Once you start working with clients, you can’t get away with taking a baby to every single appointment. Especially on buyer appointments where you are showing multiple properties, it may get a bit arduous to lug a baby with you while opening lockboxes, pulling out keys, opening doors and showing homes that you may not have ever walked through before.

Not to mention that a really cute baby can sometimes be the wrong distraction…you want your clients to buy a home, not drool over how cute your child is. So you have to use your common sense as to when you can include your baby in any aspect of your real estate business.

In these instances, you’ll want to have someone lined up to watch your baby.
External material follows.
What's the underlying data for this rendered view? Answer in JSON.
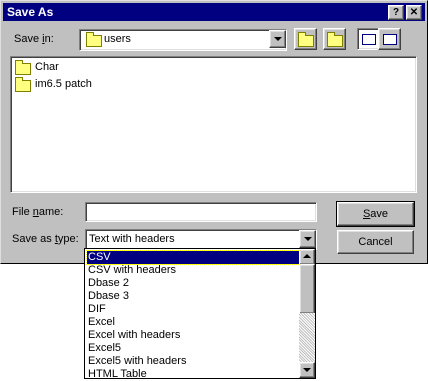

If you have family or a friend close by who can watch your baby on short notice, that’s ideal. But if you need to make other arrangements, then plan ahead. You need to know what you will do when you have that demanding client who needs to meet you on short notice.

Baby naptimes are a great time for you to prospect for new real estate clients or make phone calls to your current clients. You can research online, create marketing materials, return emails and more.

Can real estate be a great business for mommies of young babies? Most definitely! Much of your real estate business can be worked on with your baby along for the ride. Few other industries are as Mommy-friendly as real estate.

Important Features of a Good Real Estate Agent

With an increase in the property business in almost every state, many people try their hand at being a real estate agent. Though it’s not wrong to choose it as a career, but the competition in the field has made it difficult to be successful in it. A good real estate agent literally needs to have the capability to sell and buy the properties wisely and handle his clients. Here is a brief discussion of the qualities that a realtor must have:

A good communicator

Undoubtedly, buying or selling a property is the biggest decision in anyone’s life and the concerned person is definitely interested in getting A-Z information about the things related to it. So an agent’s duty is to communicate and provide even the little information to the client and satisfy them with your services.

It is important to maintain the communication level with the clients. It actually keeps them in touch with you and they prefer approaching you for any real estate issues.

As the real estate market is time sensitive, you need to be in regular touch with the clients and keep on informing them about every minor update.

A Patient Listener

If your agent is talking too much, you have not made a wise choice. A good agent is the one who listens to his clients patiently and understands his needs. He must give you the opportunity to speak your requirements and then deal accordingly. A good agent shall be asking all the questions and not the other way around.

Adapting to the Client’s needs

A real estate agent shall be adapting in nature. As, there are different comfort zones for everyone, so an agent needs to judge those and adjust himself accordingly. For example, some are comfortable with texting, some with the emails and others may be comfortable in talking over the phone. So, you need to understand every client’s needs and make yourself available.

Honesty

Honesty is the biggest attribute to be successful in any business, so real estate is not an exception. Sellers look for the agents that will honestly tell them how things are exactly. They literally get rid of the worries once they are sure about your honesty, which gives you an opportunity to make maximum clients and be successful as an agent.

Hardworking

A realtor shall be dedicated and hard-working. Though showing various properties and regularly communicating to the clients is a tiring task, but you need to stay tireless and keep on working with complete dedication.

Above mentioned are the common qualities, a realtor shall possess. Imbibe these qualities and you’ll be a successful agent, no matter how competitive the sales environment is.